Vaccines play a critical role in the control of viral diseases. Vaccines against both PRV and PPV are extensively used all over the world. However, the use of such vaccines in clinical practice is limited by considerations of time, cost, safety and poor PPV replication in vitro. Therefore, research is now focused on developing a bivalent vaccine.
The parent PRV strain SA215 used in this trial is an approved vaccine strain which is strongly immunogenic and has been widely used to prevent and control pseudorabies diseases in China. This PRV vaccine strain has been attenuated by deletion of the genes encoding three important virulence factors (TK, gE, and gI) of the Fa strain. It has been approved as a new veterinary medicine and is the first animal virus-based genetically engineered vaccine in China.
Many systems have been successfully used for the expression of the PPV VP2 gene resulting in self-assembly of VLPs. Such systems include adenovirus, yeast, and particularly, the insect cell-baculovirus system [7, 21, 22] which has been used for mass production. Their expression products assembled into VLPs were similar in size and morphology to the original virions. The highly immunogenic VLPs have been shown to protect breeding sows against reproductive failure following virulent virus challenge , which is in accordance with the data obtained in this study. However, the potential for contamination of PPV VLPs with the vectors used in these approaches has raised serious safety concerns about the use of these recombinant vaccines [24, 25]. In this study, the pseudorabies virus system, which was extensively applied to express other heterologous antigens, was used to express the PPV VP2 gene successfully, without any of the described safety issues.
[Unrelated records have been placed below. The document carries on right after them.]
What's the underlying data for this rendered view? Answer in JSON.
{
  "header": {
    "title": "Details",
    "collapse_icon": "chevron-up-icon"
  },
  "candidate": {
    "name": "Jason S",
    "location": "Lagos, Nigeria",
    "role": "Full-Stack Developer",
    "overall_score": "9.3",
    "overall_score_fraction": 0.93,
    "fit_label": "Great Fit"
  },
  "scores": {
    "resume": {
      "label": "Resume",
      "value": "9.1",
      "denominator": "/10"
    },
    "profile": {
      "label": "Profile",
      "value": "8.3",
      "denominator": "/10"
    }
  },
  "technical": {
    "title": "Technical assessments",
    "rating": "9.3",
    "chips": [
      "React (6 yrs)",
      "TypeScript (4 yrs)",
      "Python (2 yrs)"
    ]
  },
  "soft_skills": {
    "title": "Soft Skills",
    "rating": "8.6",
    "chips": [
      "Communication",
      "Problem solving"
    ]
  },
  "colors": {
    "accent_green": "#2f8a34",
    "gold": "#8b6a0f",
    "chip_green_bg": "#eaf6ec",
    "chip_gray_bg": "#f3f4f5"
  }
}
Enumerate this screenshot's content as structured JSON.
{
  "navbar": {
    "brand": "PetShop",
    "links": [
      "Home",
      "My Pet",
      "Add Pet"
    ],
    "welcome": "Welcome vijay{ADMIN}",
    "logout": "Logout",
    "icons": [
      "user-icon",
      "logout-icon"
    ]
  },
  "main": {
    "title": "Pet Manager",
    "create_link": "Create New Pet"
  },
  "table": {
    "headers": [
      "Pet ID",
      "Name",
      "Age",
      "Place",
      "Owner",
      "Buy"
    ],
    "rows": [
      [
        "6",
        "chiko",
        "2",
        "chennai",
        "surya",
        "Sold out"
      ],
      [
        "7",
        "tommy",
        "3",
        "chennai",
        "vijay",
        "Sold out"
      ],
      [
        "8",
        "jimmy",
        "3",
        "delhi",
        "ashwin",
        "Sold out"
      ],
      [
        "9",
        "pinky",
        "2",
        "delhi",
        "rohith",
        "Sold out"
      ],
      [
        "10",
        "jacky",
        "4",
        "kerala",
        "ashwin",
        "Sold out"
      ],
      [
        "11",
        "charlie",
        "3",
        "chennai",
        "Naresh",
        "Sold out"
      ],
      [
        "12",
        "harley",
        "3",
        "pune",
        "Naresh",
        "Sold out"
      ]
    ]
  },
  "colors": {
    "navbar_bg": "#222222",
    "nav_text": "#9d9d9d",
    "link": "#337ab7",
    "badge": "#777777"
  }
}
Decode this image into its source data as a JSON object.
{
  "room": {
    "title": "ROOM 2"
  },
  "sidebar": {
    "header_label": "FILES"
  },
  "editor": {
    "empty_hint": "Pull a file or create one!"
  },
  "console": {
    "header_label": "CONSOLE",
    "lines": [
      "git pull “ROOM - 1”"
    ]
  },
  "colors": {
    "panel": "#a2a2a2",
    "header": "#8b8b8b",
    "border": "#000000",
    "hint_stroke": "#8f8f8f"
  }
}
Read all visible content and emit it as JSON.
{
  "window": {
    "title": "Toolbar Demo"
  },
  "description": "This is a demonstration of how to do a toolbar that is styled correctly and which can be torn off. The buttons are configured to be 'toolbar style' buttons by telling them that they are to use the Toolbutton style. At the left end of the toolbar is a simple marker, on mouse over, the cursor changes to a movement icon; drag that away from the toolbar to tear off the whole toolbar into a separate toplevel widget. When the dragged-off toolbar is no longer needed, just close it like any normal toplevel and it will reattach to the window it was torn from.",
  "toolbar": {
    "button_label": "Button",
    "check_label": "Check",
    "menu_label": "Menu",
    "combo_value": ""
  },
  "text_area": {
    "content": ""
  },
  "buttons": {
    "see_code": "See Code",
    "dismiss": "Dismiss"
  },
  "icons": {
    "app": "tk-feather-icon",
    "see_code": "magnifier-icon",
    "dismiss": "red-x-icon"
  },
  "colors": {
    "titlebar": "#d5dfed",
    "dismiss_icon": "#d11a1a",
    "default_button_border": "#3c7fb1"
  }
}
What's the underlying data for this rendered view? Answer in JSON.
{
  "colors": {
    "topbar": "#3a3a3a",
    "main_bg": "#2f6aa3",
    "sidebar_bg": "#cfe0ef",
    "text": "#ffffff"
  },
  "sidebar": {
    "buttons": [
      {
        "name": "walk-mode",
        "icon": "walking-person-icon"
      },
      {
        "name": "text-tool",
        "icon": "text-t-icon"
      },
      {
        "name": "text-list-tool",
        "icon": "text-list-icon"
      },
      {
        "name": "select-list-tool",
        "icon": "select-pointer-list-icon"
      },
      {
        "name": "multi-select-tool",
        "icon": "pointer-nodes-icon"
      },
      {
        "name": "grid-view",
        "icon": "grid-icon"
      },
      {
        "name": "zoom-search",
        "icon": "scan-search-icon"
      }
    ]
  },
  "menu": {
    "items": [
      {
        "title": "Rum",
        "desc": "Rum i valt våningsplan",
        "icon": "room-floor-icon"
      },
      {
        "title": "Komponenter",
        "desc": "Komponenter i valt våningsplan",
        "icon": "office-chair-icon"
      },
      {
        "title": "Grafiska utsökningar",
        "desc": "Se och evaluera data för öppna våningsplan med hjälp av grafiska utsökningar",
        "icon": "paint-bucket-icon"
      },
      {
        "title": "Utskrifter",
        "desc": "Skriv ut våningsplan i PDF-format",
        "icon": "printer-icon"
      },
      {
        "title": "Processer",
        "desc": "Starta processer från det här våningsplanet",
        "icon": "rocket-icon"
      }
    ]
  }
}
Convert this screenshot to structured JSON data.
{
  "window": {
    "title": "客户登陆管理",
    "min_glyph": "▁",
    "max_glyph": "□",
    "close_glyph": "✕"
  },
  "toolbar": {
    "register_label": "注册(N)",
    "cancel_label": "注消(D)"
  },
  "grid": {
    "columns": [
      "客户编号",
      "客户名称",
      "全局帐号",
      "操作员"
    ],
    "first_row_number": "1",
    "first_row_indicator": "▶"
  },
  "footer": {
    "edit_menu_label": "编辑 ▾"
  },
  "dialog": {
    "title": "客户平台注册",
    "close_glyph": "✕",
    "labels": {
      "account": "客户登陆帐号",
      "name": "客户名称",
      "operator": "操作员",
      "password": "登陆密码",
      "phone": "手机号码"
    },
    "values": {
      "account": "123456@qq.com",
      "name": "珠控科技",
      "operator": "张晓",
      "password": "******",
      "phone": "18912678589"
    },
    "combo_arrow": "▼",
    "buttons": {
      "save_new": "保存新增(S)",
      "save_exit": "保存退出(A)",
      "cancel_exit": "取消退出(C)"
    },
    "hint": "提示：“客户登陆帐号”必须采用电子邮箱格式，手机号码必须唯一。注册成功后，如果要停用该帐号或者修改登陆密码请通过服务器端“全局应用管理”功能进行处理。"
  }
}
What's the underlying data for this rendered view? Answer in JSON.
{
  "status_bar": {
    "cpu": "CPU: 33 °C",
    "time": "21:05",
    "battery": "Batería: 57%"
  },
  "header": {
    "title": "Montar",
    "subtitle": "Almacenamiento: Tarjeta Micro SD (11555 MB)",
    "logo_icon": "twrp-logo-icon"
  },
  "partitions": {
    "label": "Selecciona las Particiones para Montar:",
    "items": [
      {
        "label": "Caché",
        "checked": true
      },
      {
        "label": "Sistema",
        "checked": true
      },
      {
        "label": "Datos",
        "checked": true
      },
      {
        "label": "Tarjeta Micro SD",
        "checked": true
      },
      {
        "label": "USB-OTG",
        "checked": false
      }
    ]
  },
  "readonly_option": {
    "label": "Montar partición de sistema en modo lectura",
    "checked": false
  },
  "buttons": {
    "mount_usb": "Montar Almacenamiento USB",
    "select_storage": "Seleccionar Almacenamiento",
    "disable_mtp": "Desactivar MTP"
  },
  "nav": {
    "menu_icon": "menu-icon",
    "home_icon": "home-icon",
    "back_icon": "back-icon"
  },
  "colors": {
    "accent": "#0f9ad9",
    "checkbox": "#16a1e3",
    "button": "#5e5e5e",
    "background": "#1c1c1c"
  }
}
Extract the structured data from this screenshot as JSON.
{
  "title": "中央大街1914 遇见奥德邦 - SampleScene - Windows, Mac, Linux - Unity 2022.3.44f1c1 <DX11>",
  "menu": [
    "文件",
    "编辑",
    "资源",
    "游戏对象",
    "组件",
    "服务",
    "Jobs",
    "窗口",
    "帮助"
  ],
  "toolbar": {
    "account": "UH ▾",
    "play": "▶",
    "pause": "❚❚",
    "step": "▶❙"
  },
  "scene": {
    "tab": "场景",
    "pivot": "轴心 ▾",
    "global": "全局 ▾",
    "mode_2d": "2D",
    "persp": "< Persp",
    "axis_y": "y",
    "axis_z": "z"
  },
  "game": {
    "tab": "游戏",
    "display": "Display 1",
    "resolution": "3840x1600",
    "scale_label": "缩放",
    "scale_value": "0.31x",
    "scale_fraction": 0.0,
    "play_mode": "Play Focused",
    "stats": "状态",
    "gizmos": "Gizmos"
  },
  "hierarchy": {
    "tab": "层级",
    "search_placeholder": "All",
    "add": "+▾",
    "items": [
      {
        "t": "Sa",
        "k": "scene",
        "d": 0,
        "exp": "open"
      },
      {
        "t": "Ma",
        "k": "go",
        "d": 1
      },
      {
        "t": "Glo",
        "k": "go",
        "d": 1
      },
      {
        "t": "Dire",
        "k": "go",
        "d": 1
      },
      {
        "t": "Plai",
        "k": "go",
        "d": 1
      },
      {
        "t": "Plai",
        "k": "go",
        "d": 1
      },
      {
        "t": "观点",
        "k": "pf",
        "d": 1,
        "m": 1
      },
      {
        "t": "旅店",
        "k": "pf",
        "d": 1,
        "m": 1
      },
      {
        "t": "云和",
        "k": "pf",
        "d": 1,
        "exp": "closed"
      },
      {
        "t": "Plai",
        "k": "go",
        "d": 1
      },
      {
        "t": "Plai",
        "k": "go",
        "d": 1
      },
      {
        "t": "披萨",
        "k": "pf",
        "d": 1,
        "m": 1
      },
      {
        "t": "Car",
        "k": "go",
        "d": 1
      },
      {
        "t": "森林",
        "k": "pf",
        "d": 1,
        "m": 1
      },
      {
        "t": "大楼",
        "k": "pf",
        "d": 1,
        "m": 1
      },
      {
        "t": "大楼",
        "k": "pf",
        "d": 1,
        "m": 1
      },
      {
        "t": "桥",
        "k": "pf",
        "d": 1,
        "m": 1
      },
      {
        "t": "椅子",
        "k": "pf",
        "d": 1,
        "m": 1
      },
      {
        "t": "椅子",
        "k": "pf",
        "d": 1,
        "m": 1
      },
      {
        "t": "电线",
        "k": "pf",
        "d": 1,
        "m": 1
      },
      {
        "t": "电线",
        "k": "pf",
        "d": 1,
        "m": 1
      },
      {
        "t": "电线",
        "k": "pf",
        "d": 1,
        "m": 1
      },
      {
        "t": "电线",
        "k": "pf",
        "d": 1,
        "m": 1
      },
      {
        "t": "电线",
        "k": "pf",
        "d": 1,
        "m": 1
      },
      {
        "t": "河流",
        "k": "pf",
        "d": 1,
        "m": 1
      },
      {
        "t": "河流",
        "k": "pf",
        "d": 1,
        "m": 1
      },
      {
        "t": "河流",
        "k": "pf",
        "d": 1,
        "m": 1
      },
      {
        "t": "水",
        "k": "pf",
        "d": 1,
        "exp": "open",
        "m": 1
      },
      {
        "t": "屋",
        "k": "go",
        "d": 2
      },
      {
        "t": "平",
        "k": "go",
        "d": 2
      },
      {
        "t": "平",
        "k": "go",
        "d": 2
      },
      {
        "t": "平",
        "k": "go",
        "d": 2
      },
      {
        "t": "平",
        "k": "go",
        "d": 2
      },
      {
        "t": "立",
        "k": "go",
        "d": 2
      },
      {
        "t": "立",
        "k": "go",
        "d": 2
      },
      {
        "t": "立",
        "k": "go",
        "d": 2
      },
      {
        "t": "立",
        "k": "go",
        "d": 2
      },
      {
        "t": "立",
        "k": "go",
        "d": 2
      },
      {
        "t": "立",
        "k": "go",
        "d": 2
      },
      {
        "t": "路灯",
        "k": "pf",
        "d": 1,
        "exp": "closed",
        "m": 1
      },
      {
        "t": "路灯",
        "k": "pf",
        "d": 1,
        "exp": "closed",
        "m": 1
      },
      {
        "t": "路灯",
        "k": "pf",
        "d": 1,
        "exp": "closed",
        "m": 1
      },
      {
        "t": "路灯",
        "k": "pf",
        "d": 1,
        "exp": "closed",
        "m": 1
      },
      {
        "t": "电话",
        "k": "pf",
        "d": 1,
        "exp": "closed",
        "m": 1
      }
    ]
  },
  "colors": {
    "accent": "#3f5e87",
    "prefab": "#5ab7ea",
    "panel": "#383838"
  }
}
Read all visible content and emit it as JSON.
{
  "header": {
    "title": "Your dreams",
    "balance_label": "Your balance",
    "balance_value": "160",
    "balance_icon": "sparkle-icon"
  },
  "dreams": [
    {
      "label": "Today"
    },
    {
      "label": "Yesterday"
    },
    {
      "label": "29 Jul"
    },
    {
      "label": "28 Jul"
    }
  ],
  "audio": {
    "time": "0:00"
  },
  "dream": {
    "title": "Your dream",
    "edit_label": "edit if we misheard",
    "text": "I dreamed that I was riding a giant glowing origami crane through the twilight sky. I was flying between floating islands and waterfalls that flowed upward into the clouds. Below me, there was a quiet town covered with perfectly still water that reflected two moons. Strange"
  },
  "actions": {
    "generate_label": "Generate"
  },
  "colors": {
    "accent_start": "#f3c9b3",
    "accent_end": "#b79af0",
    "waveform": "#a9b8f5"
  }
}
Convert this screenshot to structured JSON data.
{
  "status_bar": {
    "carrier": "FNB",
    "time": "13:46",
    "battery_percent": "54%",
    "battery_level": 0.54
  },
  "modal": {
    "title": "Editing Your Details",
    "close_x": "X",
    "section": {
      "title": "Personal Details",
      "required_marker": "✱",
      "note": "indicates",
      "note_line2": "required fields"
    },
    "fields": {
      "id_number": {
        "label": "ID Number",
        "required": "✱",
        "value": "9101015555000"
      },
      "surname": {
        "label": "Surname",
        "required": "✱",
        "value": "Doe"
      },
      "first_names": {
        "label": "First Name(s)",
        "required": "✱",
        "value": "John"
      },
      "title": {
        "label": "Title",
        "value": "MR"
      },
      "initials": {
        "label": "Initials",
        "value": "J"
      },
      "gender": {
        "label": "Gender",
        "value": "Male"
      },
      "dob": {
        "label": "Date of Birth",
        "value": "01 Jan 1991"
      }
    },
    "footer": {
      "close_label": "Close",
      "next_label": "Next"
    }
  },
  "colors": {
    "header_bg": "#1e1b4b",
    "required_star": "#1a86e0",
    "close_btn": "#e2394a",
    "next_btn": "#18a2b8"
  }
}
Recently, PPV VLPs have been shown to express foreign polypeptides in certain positions, resulting in the successful production of many highly immunogenic peptides, and the induction of strong antibody, helper-T-cell, and cytotoxic T-lymphocyte responses . Sedlik et al. prepared the hybrid virus-like particles by self-assembly of the modified porcine parvovirus VP2 capsid protein, carrying a CD8+ T cell epitope from the lymphocytic choriomeningitis virus nucleoprotein. Immunization of mice with these hybrid pseudoparticles, without any additional adjuvant, induced strong cytotoxic T lymphocyte (CTL) responses against both peptide-coated and virus-infected target cells . Pan et al. used PPV VLPs as a new generation of non-replicative vectors for delivery of a PCV2 epitope, which was expressed in adenovirus. The expressed product significantly enhanced both antibody-specific and cell-mediated immune response to PPV and PCV2 . It can be speculated that the PRV SA215/VP2 constructed in this study could be used for the insertion of foreign polypeptides in specific positions of the VP2 gene to enhance immunogenicity of PRV and PPV, and furthermore, may be developed as a multivalent vaccine.
The VP2 and EGFP fusion protein facilitated screening and purification of the recombinant virus from infected Vero cells although the issue of correct folding of the VP2 protein was subsequently addressed. An independent VP2 expression cassette was constructed which induced a higher level of antibody production. Positive identification of VP2 protein by Western blot analysis and IFA assay using a polyclonal anti-VP2 rabbit antibody indicated correct folding of VP2 protein, thus, providing the essential component for vaccine development. Safety of the recombinant virus was indicated by the absence of clinical signs related to Aujeszky's disease in piglets and gilts immunized with recombinant virus. Furthermore, no difference in virulence was detected between the recombinant virus and the vector virus. Efficacy experiments demonstrated that piglets immunized with the recombinant virus elicited PRV-specific and PPV-specific humoral immune responses and provided complete protection against a lethal PRV challenge, which was in agreement with other reports [8, 10, 29]. Furthermore, gilts immunized with the recombinant virus induced PPV-specific antibodies and provided complete protection against challenge with the PPV-SC1 strain. These results demonstrated the immunogenicity of the recombinant virus.
Moreover, this genetically engineered vaccine also allowed differentiation between vaccinated and the naturally infected pigs, thus contributing to the Aujeszky's disease eradication program.